jean's writing

Or a flood, or should someone steal your computer?

I don’t know about you but, I’d have a freaking heart attack!laptop-fire

We’ve all know to back up our work. I do this religiously to an external hard drive. A hard drive that is in my closet, that would burn up with my laptop and house in a fire.

Geesh! Give me a minute while I bang my head on table.

September 15, 2016, the Associated Press reported about a fire. Nothing unusual about fires, they happen every day. Unless you are the victim. As was the case for Gideon Hodge a  novelist that realized his only copies  were on a laptop inside.

Mr. Hodge rushed past firefighters into the blazing inferno to save his computer.


Man dashes into house to save laptop, 2 completed novels from fire in New Orleans’ Broadmoor neighborhood BY MATT SLEDGE

So all of this got me…

View original post 352 more words

New Blog Series Coming In October!


Hello Readers!  This is a special S.M. Nystoriak’s Writer’s Block Announcement!

This October, I will be hosting a special blog series, featuring foods and recipes inspired by the novels we write. I am still coming up with a clever little title for it, but whatever the series title, this ought to be a lot of fun!

Each post in the series will feature an author, in their own words, discussing a food and/or recipe that somehow connects to their novel.  It’s been a lot of fun preparing for this, and I look forward sharing the series with you all.

I hope you will all tune in!


Autumn, Costumes…And Bruce Springsteen?


Hello, readers!  Welcome to Autumn!

With school in full swing now, and October on the horizon, my daughter has been asking about costumes.  I am now searching online daily for the exact costume she wants.  We will find it…eventually.  I only hope that when we do, it’ll arrive on time.

When I was younger, I remember dressing up as a 50’s girl, with a poodle skirt and bobbie socks.  As I got older, we would have school dances where we could show up in costume, which one time, I dressed up as Cyndi Lauper.  Hey! It was the 80’s, and for the record, I also had a Cyndi Lauper birthday cake that year.

Costumes are all about becoming someone or something else for a while.  During those years, I dreamed playing music in a pop band (Did I really just admit that???)  Being able to dress the part helped fill that need for me.  And plenty of my friends wanted to be Courtney Cox, before we even knew who she was (see below…)

Paul Natkin Archive

Bruce Springsteen and Courteney Cox at the filming of the video for Dancing in the Dark on 6/27/84 in Minneapolis, Mn. (Photo by Paul Natkin/WireImage)

This post, so far, has been a trip down memory lane.  You might be surprised, though, because here comes my writerly tie in:   The act of writing fiction is like creating a costume, and the act of reading fiction gives you a new costume to wear for a short time.

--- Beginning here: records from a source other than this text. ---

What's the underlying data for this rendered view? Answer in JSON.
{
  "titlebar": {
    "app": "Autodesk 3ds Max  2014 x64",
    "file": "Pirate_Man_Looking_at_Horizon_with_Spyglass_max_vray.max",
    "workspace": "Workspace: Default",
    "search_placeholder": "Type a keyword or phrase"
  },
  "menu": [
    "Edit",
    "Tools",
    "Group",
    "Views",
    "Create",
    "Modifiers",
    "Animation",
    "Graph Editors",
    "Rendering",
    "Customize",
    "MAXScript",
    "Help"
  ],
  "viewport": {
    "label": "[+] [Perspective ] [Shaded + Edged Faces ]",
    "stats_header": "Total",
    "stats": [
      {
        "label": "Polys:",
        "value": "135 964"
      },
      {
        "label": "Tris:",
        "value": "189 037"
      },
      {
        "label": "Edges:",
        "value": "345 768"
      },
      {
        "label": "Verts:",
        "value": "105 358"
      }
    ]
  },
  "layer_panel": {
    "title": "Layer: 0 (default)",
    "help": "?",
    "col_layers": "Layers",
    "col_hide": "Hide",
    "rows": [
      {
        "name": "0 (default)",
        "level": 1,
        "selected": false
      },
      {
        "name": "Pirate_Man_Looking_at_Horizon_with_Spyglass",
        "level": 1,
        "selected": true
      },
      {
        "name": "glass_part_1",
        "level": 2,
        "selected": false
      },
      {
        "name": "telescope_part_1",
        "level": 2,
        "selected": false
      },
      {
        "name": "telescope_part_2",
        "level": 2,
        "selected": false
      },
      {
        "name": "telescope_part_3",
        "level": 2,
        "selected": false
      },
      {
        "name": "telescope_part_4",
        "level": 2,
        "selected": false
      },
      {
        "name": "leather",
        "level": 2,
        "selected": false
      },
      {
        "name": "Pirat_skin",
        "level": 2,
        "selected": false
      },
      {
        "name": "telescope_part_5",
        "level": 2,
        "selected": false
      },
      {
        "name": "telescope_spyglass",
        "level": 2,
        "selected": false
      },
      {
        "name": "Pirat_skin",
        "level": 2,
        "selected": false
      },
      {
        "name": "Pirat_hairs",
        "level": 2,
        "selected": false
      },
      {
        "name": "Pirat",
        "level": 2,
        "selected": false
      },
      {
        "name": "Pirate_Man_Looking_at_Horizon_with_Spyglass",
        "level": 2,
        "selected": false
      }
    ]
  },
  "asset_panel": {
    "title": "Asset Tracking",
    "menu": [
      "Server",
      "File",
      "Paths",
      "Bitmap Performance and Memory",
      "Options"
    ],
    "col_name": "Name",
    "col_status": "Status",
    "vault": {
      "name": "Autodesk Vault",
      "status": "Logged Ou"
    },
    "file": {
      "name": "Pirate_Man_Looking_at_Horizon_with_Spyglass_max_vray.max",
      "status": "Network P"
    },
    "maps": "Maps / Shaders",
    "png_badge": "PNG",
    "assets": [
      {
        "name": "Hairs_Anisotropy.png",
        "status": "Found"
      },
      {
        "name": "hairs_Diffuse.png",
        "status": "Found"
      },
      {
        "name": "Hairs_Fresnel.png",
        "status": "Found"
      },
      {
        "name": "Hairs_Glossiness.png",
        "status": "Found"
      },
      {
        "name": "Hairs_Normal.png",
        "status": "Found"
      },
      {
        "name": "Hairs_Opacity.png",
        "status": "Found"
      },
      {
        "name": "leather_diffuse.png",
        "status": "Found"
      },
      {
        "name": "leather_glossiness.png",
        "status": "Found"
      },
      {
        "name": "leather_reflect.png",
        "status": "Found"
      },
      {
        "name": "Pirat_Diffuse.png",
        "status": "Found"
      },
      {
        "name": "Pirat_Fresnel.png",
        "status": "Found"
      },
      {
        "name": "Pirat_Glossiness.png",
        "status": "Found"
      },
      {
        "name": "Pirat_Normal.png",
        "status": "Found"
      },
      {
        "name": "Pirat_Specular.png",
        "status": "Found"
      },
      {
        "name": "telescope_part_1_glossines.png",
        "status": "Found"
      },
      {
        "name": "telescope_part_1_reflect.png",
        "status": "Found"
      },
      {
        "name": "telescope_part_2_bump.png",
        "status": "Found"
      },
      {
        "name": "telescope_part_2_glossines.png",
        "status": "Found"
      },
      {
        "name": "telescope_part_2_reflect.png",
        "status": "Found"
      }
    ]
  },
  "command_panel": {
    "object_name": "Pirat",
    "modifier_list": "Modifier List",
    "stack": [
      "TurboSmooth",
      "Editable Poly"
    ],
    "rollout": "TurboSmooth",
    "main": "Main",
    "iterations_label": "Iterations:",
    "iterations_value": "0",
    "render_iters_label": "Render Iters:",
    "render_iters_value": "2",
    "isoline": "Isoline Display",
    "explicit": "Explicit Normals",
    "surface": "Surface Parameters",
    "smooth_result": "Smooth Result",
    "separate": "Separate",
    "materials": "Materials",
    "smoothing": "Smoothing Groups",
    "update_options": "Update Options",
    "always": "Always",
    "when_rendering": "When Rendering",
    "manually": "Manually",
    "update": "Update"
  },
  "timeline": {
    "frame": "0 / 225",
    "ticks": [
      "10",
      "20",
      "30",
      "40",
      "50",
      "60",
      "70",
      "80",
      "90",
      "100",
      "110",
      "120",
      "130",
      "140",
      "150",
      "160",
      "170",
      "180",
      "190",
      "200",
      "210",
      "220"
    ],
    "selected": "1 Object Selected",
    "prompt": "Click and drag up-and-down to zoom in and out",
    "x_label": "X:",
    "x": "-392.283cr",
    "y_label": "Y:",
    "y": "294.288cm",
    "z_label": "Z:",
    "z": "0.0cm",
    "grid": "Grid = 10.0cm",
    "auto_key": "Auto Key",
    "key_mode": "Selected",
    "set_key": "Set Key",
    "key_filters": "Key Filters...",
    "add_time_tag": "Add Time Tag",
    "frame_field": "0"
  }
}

Here’s why:  Fabulous words, draped over the body of reality, allow the reader to experience life as someone else for a bit.  It’s a beautiful thing.  As kids, how many of us identified with a hero or heroine, choosing to read books about those characters so that we could continue to experience that life a while longer?  Some of my favorite books as a small child, were created by Beatrix Potter.  I loved the costume-like world she created for her animals, and reading these books together with my parents ad my grandma Honey placed me directly into Peter Rabbit’s thicket, Hunca-Munca’s dollhouse, and Squirrel Nutkin’s tree.

As I grew older, I found that I wanted to spend more and more time with the characters of Judy Blume, Madeleine L’Engle, and Jean Shepard, among others.  Opening a book was as if I threw on a costume, becoming part of those character’s world.

I am grateful that I had the experience of wearing those literary costumes growing up, and I consider myself fortunate to have the opportunity to create costumes for my readers.  It’s a wonderful thing.

What literary “costumes” were your favorites growing up?  How about now? If you are a writer, what “costumes” do you create for your readers?  Please share your comments!  I love hearing from you!

P.S.  In case you have now been inspired to watch Bruce Springsteen’s epic video for Dancing In The Dark, here it is!  Enjoy!